▶ EXERCISE PROMPT
Could you write out each of the records below exactly?

▶ MATERIAL SHOWN
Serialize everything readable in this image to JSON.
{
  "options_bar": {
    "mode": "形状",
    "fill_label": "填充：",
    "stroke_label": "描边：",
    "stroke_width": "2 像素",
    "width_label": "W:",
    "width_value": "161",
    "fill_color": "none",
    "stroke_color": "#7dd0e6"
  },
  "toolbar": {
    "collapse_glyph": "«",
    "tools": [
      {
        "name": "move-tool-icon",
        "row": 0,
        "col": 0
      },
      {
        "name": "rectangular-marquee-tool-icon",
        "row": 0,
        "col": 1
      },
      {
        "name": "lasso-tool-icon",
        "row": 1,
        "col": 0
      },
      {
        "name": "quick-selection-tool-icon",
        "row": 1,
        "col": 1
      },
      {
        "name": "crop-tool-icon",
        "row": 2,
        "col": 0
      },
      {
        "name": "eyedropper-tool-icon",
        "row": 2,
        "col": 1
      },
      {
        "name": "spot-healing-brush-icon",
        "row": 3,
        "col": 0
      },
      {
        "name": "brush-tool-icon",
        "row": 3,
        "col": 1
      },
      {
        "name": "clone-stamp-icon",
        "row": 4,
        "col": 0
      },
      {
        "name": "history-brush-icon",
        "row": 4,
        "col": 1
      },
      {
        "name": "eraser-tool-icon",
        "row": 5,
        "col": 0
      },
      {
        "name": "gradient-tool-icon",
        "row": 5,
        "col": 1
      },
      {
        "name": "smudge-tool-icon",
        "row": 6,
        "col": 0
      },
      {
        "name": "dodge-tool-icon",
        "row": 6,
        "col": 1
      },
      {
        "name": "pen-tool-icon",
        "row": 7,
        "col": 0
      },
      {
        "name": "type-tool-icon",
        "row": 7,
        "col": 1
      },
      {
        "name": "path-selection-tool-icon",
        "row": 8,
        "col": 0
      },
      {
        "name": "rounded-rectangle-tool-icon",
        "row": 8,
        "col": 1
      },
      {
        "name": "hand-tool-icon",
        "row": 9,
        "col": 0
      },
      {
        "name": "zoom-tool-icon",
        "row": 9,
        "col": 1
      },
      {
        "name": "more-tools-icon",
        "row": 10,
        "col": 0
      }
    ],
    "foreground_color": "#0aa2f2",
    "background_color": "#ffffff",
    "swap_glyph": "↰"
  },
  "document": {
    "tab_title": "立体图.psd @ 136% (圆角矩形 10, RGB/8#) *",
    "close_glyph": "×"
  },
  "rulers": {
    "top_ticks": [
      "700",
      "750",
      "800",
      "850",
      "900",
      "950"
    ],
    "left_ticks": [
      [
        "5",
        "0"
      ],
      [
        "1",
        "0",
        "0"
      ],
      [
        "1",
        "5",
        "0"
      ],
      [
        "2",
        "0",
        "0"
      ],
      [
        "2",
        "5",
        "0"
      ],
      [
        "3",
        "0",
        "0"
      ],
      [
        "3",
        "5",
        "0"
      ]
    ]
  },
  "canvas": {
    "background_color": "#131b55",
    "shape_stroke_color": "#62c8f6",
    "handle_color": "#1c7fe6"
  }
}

▶ ANSWER AREA
Serialize everything readable in this image to JSON.
{
  "options_bar": {
    "mode": "形状",
    "fill_label": "填充：",
    "stroke_label": "描边：",
    "stroke_width": "2 像素",
    "width_label": "W:",
    "width_value": "161",
    "fill_color": "none",
    "stroke_color": "#7dd0e6"
  },
  "toolbar": {
    "collapse_glyph": "«",
    "tools": [
      {
        "name": "move-tool-icon",
        "row": 0,
        "col": 0
      },
      {
        "name": "rectangular-marquee-tool-icon",
        "row": 0,
        "col": 1
      },
      {
        "name": "lasso-tool-icon",
        "row": 1,
        "col": 0
      },
      {
        "name": "quick-selection-tool-icon",
        "row": 1,
        "col": 1
      },
      {
        "name": "crop-tool-icon",
        "row": 2,
        "col": 0
      },
      {
        "name": "eyedropper-tool-icon",
        "row": 2,
        "col": 1
      },
      {
        "name": "spot-healing-brush-icon",
        "row": 3,
        "col": 0
      },
      {
        "name": "brush-tool-icon",
        "row": 3,
        "col": 1
      },
      {
        "name": "clone-stamp-icon",
        "row": 4,
        "col": 0
      },
      {
        "name": "history-brush-icon",
        "row": 4,
        "col": 1
      },
      {
        "name": "eraser-tool-icon",
        "row": 5,
        "col": 0
      },
      {
        "name": "gradient-tool-icon",
        "row": 5,
        "col": 1
      },
      {
        "name": "smudge-tool-icon",
        "row": 6,
        "col": 0
      },
      {
        "name": "dodge-tool-icon",
        "row": 6,
        "col": 1
      },
      {
        "name": "pen-tool-icon",
        "row": 7,
        "col": 0
      },
      {
        "name": "type-tool-icon",
        "row": 7,
        "col": 1
      },
      {
        "name": "path-selection-tool-icon",
        "row": 8,
        "col": 0
      },
      {
        "name": "rounded-rectangle-tool-icon",
        "row": 8,
        "col": 1
      },
      {
        "name": "hand-tool-icon",
        "row": 9,
        "col": 0
      },
      {
        "name": "zoom-tool-icon",
        "row": 9,
        "col": 1
      },
      {
        "name": "more-tools-icon",
        "row": 10,
        "col": 0
      }
    ],
    "foreground_color": "#0aa2f2",
    "background_color": "#ffffff",
    "swap_glyph": "↰"
  },
  "document": {
    "tab_title": "立体图.psd @ 136% (圆角矩形 10, RGB/8#) *",
    "close_glyph": "×"
  },
  "rulers": {
    "top_ticks": [
      "700",
      "750",
      "800",
      "850",
      "900",
      "950"
    ],
    "left_ticks": [
      [
        "5",
        "0"
      ],
      [
        "1",
        "0",
        "0"
      ],
      [
        "1",
        "5",
        "0"
      ],
      [
        "2",
        "0",
        "0"
      ],
      [
        "2",
        "5",
        "0"
      ],
      [
        "3",
        "0",
        "0"
      ],
      [
        "3",
        "5",
        "0"
      ]
    ]
  },
  "canvas": {
    "background_color": "#131b55",
    "shape_stroke_color": "#62c8f6",
    "handle_color": "#1c7fe6"
  }
}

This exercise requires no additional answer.